There are several ways that you can get tested for the coronavirus—at home, at your doctor’s office, or with brands like ours. Today, we’re going to discuss what you can expect when receiving an RT-PCR test in a clinical setting, including the standard service that we provide.
Before the test
Before getting tested, confirm that a negative RT-PCR will, in fact, fulfill the requirements that you’re seeking to satisfy—school, work, close contact with an infected companion, a doctor’s recommendation, and travel are five of the most common reasons to get tested, aside from people getting tested in response to new symptomatology.
Give your doctor or local Covid Clinic a call to get started—you’ll be able to explain your concerns or situation and be directed to the appropriate channels in order to proceed. Of course, there are walk-up testing sites in operation in many cities; in a pinch, you’re completely free to utilize these resources.
Our advice, though? An appointment is always the way to go when you’ve got the time to coordinate it. What matters more than anything is that you’re getting tested at all. What can you expect when the big day finally comes?
During your appointment
When it’s time to obtain a specimen, you can expect either a nasopharyngeal swab, a mid-turbinate swab, or an anterior nares swab. Your provider may alternatively ask you to simply spit into a small tube instead.
A sputum sample might also be taken if you’re experiencing an exceptionally strong cough, which is a specimen of phlegm coughed up from the deepest parts of the lungs.
In either case, a PCR test detects non-human DNA from the coronavirus, including fragments of the viral unit still capable of infecting healthy cells.
In its aftermath
In a general sense, you can expect your RT-PCR test results back in several days, up to a weeks’ time.
If being examined on-site, this time may end up being significantly shorter, but your own waiting time may vary. We can always recommend scheduling your test as far in advance as possible if you have an important deadline to meet.

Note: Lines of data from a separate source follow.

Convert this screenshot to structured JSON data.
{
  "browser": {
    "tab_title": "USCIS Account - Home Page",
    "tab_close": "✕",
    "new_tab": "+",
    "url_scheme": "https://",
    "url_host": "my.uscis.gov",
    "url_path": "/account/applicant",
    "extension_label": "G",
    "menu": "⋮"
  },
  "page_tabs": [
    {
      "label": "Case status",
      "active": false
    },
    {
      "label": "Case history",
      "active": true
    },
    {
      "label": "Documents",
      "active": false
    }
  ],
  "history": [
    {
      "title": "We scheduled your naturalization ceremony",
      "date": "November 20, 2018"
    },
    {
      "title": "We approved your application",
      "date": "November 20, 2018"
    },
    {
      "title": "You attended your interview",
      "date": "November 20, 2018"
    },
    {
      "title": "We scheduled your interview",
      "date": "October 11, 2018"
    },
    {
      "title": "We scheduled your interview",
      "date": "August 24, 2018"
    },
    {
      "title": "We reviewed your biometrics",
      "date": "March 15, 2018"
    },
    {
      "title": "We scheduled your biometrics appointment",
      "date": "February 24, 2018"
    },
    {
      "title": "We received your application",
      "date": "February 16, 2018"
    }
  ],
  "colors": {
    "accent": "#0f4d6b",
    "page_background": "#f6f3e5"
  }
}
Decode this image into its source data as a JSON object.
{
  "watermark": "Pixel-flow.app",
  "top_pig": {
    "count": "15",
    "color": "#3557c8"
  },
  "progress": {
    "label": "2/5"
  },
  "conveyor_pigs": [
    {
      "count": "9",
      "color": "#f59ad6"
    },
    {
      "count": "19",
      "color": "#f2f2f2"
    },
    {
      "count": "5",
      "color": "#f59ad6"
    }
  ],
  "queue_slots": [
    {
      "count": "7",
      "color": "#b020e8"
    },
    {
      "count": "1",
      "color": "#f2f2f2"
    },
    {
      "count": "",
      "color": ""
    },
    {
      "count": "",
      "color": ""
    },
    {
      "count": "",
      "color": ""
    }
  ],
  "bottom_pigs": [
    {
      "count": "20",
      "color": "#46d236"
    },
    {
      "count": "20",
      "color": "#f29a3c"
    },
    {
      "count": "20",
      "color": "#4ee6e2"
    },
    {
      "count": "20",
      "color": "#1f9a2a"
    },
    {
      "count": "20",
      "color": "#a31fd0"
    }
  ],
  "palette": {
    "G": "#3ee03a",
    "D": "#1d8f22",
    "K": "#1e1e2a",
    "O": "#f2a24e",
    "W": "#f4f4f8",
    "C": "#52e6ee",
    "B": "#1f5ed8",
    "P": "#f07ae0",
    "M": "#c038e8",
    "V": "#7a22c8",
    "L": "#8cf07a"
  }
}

If you test positively, you’re likely dealing with an active COVID-19 infection. A negative result indicates that you were not likely infected at the time that your specimen was taken.
While false negatives and positives are always a risk, you have little to worry about if you’ve chosen an RT-PCR COVID test. They’re the gold standard for a reason—they’ve been shown to detect 99% of both positives and negatives in a clinical setting.
One and done: what next?
If your PCR test came back negative, you should be in the clear. Some prefer a second test to confirm results in either direction; it’s not necessarily a requirement, however, especially if you’re just getting tested to be on the safe side.
Like we said, RT-PCR tests are considered to be the most accurate and foolproof choice, which is why we recommend them to the majority of our patrons.
For many, all that’s left to do after the results are in is to proceed accordingly. Self-isolation, vaccination, or even just a couple of days resting at home may be just what the doctor order